At the same time, workplace violence injuries increased by 23%, making it the second-most common cause of workplace fatality. During the same period, drug overdoses on the job increased by 32 %.  These and other workplace trends point to an increased need for reviewing—and if necessary—revising your workplace safety plans.

Appoint a Safety Officer and Update and Train Staff Regularly

The duties of a safety officer may vary in organizations, but a prime responsibility is compliance with the federal Occupational Safety & Health Administration, commonly known as OSHA. If your business involves construction, safety officers must have several years of field experience to qualify for this type of job. If your business is small, the person you designate may have other duties within your organization.

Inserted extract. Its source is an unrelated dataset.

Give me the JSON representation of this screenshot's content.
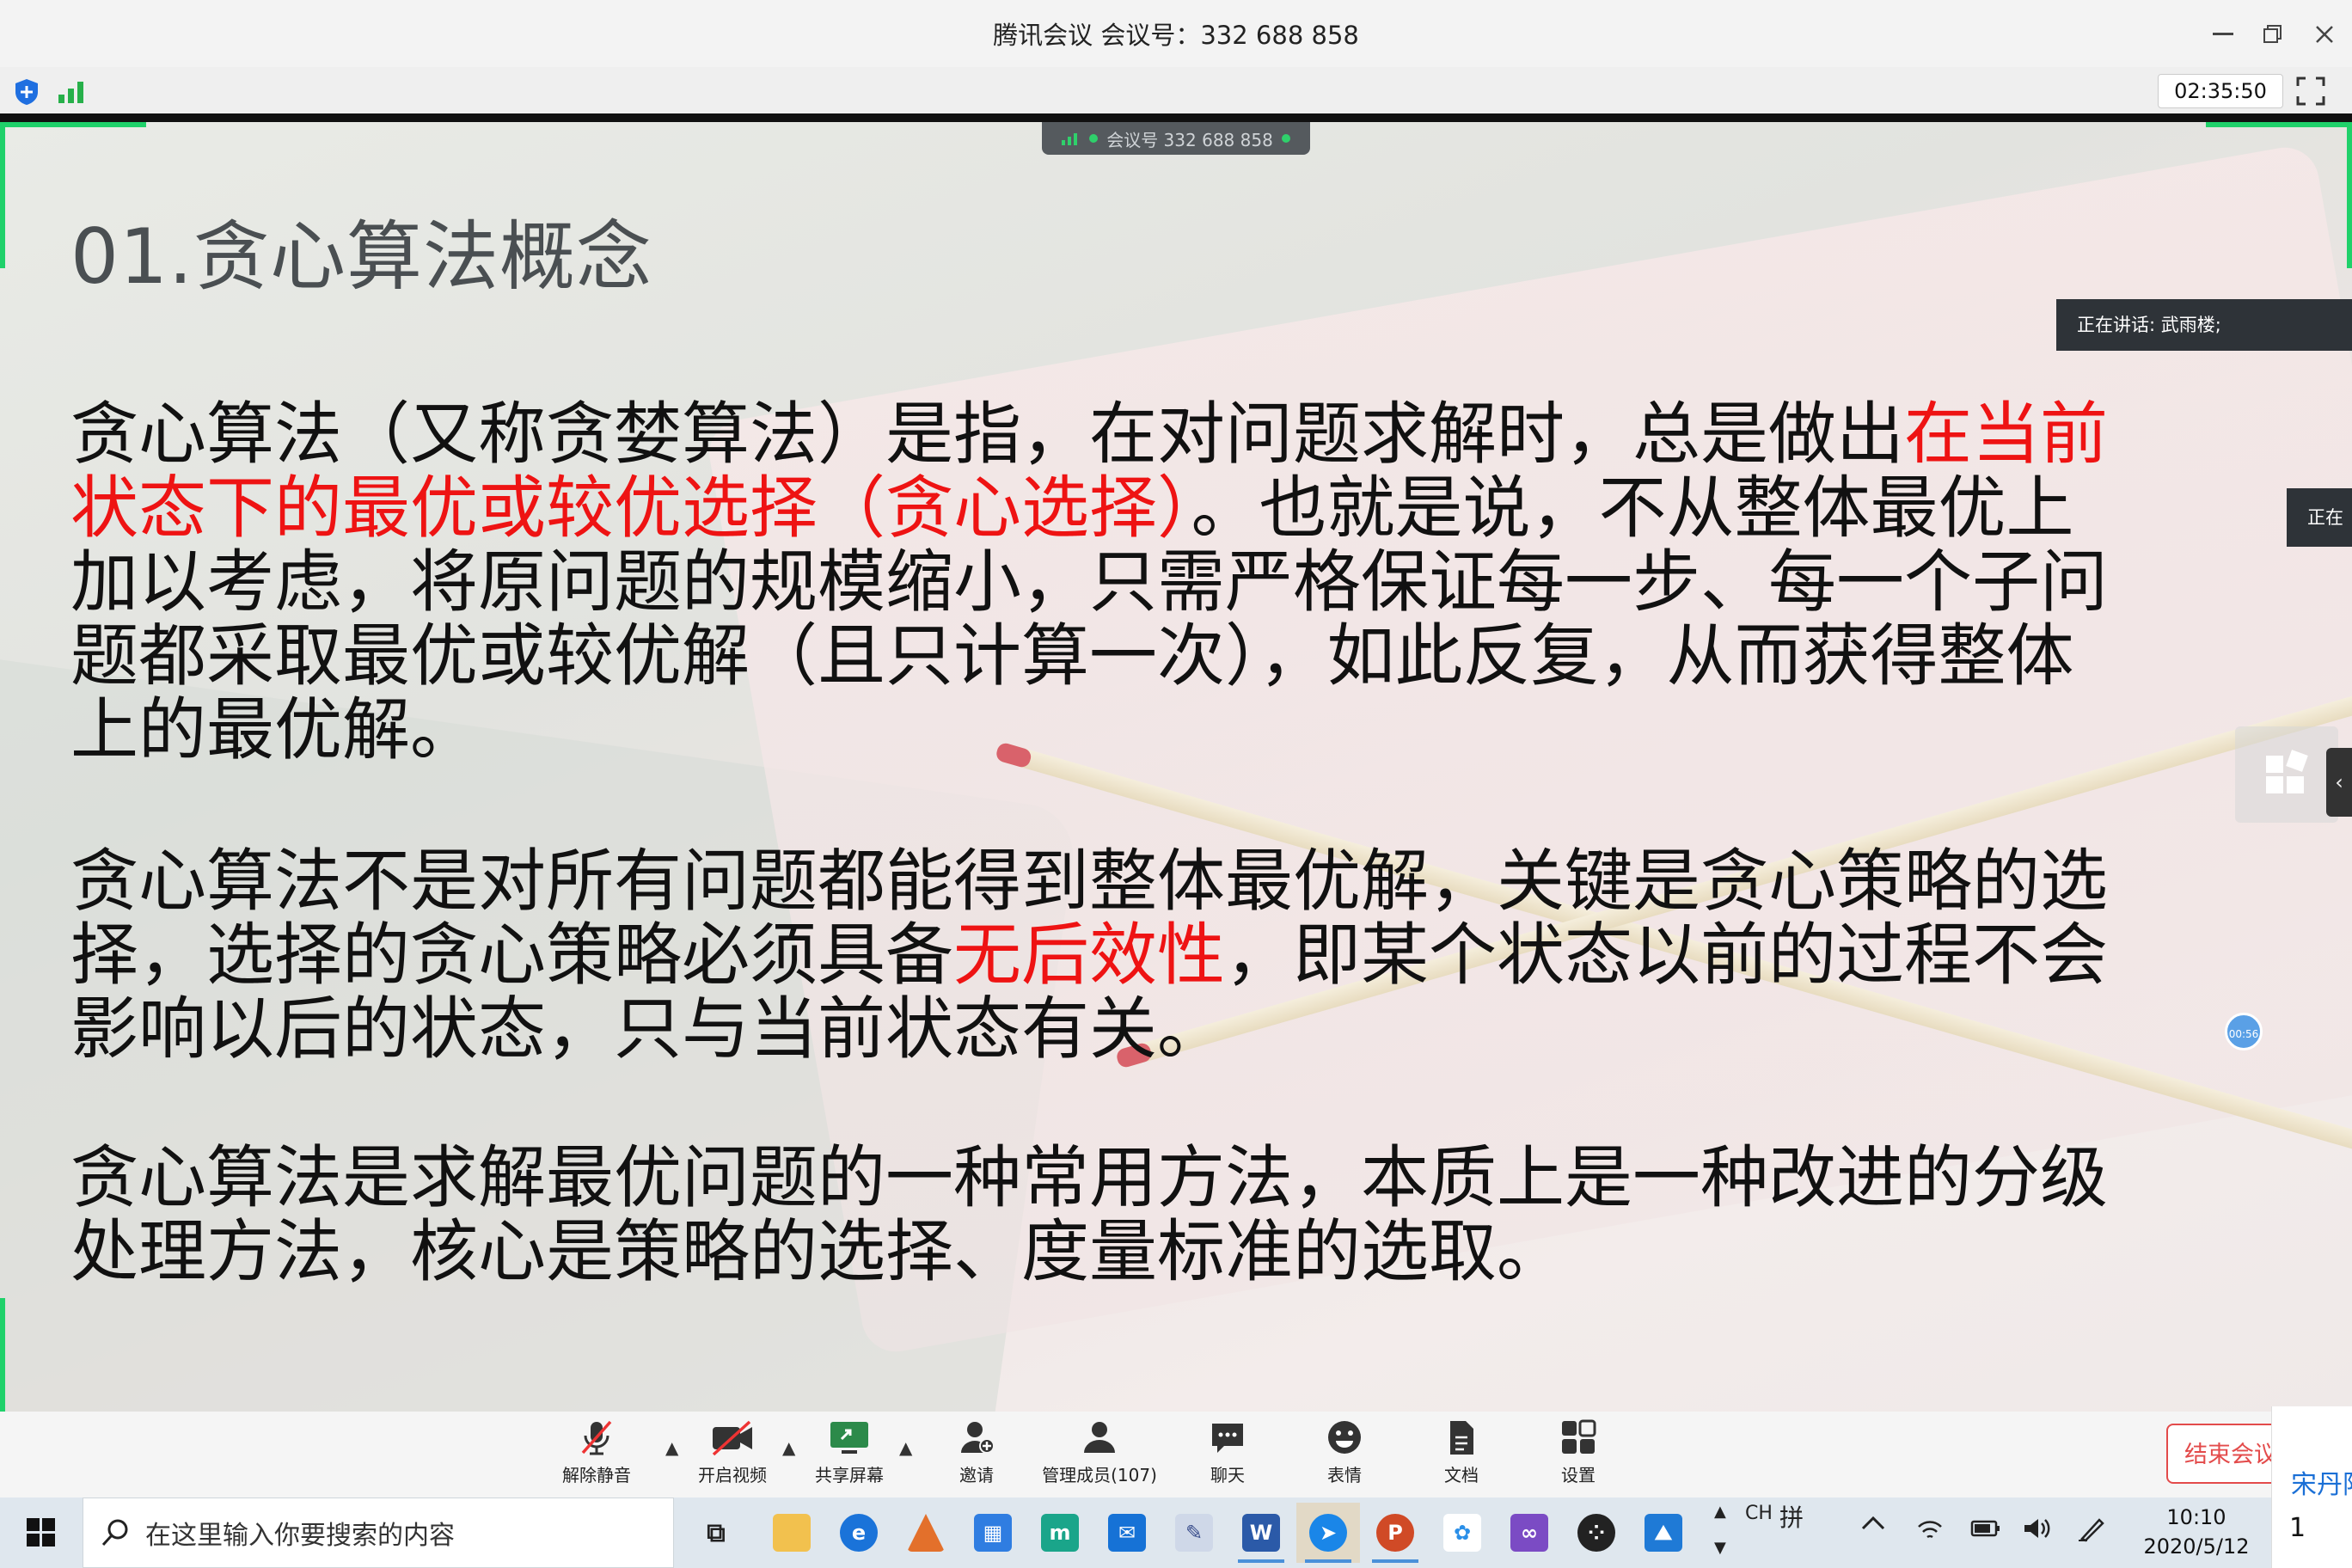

Once a policy has been finalized, the safety officer alerts workers about the change and monitors compliance. They may also ask each employee to sign a statement acknowledging receipt of the information.

Seek Appropriate Guidance

If you are a small business owner, the OSHA website offers a variety of publications that should prove helpful. Also helpful is the fact that a confidential OSHA On-Site Consultation Program is available at no-cost to small and mid-size businesses. Annual fire safety inspections are required by law and will be conducted by your local fire department at a low cost to you. For example, The Denver Colorado Fire Department conducts inspections of the city’s 24,000 commercial occupancies (businesses, schools, institutions, apartment buildings, etc.) to ensure conditions at those properties are in compliance with the Denver Fire Code. Once on-site, fire inspectors will check your building’s exits, emergency lighting, exit signs, components of fire-resistive separation, access roadways and fire lanes, and testing and maintenance records of fire-safety systems. They will also make sure there is an emergency evacuation plan in place.

Need Help?

Whether you need new staff or input on staffing-related issues, we are here to help. Call us today:  210-807-6206 

Leave a Reply

Your email address will not be published. Required fields are marked *